A former president of the Red Deer Chamber of Commerce is heading up the business organization’s provincial counterpart.
Don Oszli was named chairman of the Alberta Chambers of Commerce executive committee during a conference and policy session last weekend. This will mark his fourth year on the executive committee.
A partner with Red Deer accounting firm Heywood Holmes and Partners LLP, Oszli said he will spearhead the activities of the provincial chamber and help further its aims and objectives. This will include bringing policy initiatives to the attention of government.
“We try to meet as frequently as we can with the ministers that are affected by the policies to discuss them with them and see whether we can effect change or to get their position on items.”
Issues that Oszli expects to be prominent this year include labour, infrastructure and health care. But new concerns can arise quickly, he noted.
The Alberta Chambers of Commerce adopts new policies on a regular basis, with these brought forward and voted on by members. But a policy group also seeks member input on emerging issues, which allows the organization to respond quickly with a unified voice.
“We find that the politicians are really quite receptive to that, because it is such a broad-based and considered response.”
The Alberta Chambers of Commerce also provides members with value-added programs, like group insurance plans and merchant discount plans for credit cards.
As chairman of the Edmonton-based Alberta Chambers of Commerce executive committee, Oszli will also sit on the board of the Canadian Chamber of Commerce.
He thinks his role will help elevate the profile of his home city, noting that he’s the first Central Albertan in many years to serve in the position.
Oszli was on the board of the Red Deer Chamber of Commerce for eight years, and acted as its president from 2002 to 2003.
He said his commitment to the chamber movement reflects his belief in the role it plays.
“Having a strong business representation is important. That’s ultimately where your community grows from.”
Chambers look beyond direct business interests when forming policy, he said.

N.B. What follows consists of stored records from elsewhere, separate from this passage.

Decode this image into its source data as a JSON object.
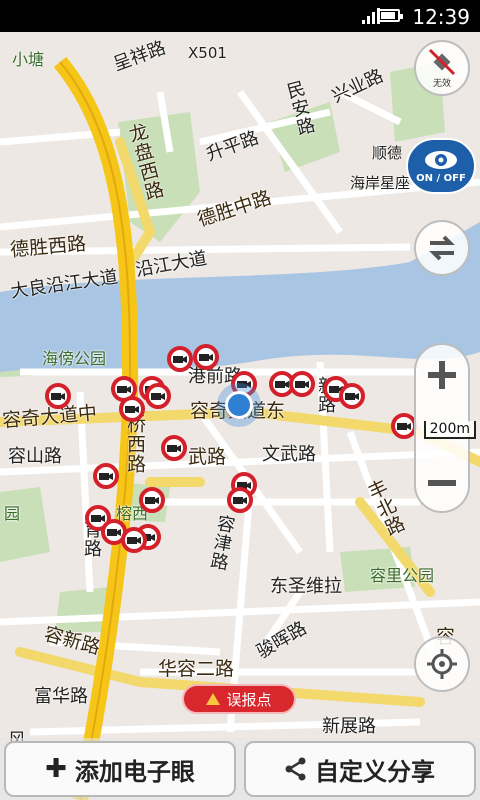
{
  "status": {
    "time": "12:39"
  },
  "map": {
    "labels": {
      "xiaotang": "小塘",
      "chengxiang": "呈祥路",
      "x501": "X501",
      "xingye": "兴业路",
      "minan": "民安路",
      "longpan": "龙盘西路",
      "shengping": "升平路",
      "shunde": "顺德",
      "haian": "海岸星座",
      "desheng_zhong": "德胜中路",
      "desheng_xi": "德胜西路",
      "daliang": "大良沿江大道",
      "yanjiang": "沿江大道",
      "haipang": "海傍公园",
      "gangqian": "港前路",
      "rongqi_zhong": "容奇大道中",
      "rongqi_dong": "容奇大道东",
      "qiaoxi": "桥西路",
      "xinlu": "新路",
      "rongshan": "容山路",
      "wuwu": "武路",
      "wenwu": "文武路",
      "yuan": "园",
      "rongxi": "榕西",
      "yulu": "育路",
      "rongjin": "容津路",
      "fengbei": "丰北路",
      "dongsheng": "东圣维拉",
      "rongli": "容里公园",
      "rongxin": "容新路",
      "junzhou": "骏晖路",
      "huarong": "华容二路",
      "fuhua": "富华路",
      "xinzhan": "新展路",
      "feng": "风",
      "rong_right": "容"
    },
    "scale": "200m"
  },
  "controls": {
    "gps_label": "无效",
    "onoff_label": "ON / OFF",
    "report_label": "误报点"
  },
  "bottom_bar": {
    "add_label": "添加电子眼",
    "share_label": "自定义分享"
  },
  "colors": {
    "accent_red": "#d3202a",
    "river": "#a8c5e3",
    "park": "#c9dfb8"
  }
}
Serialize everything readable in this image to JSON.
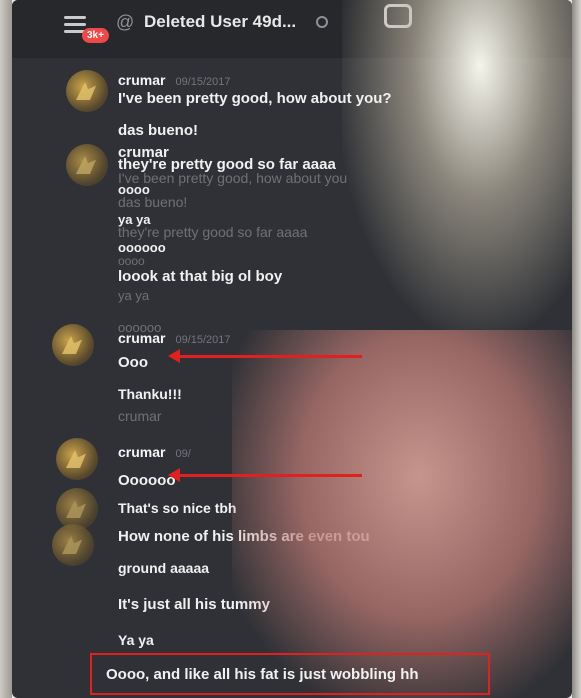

For instance, they tackle issues like health care and infrastructure.
“If you have a community and you want to attract businesses and you want to attract workers into it, your community needs to be safe, there needs to be cultural things that happen and a number of other things.”
Oszli has been with Heywood Holmes since 1982. In addition to being a chartered accountant, he has his certified management accountant’s and certified internal auditor’s designations.
The Alberta Chambers of Commerce is a federation of 124 community chambers, with these representing more than 22,000 businesses.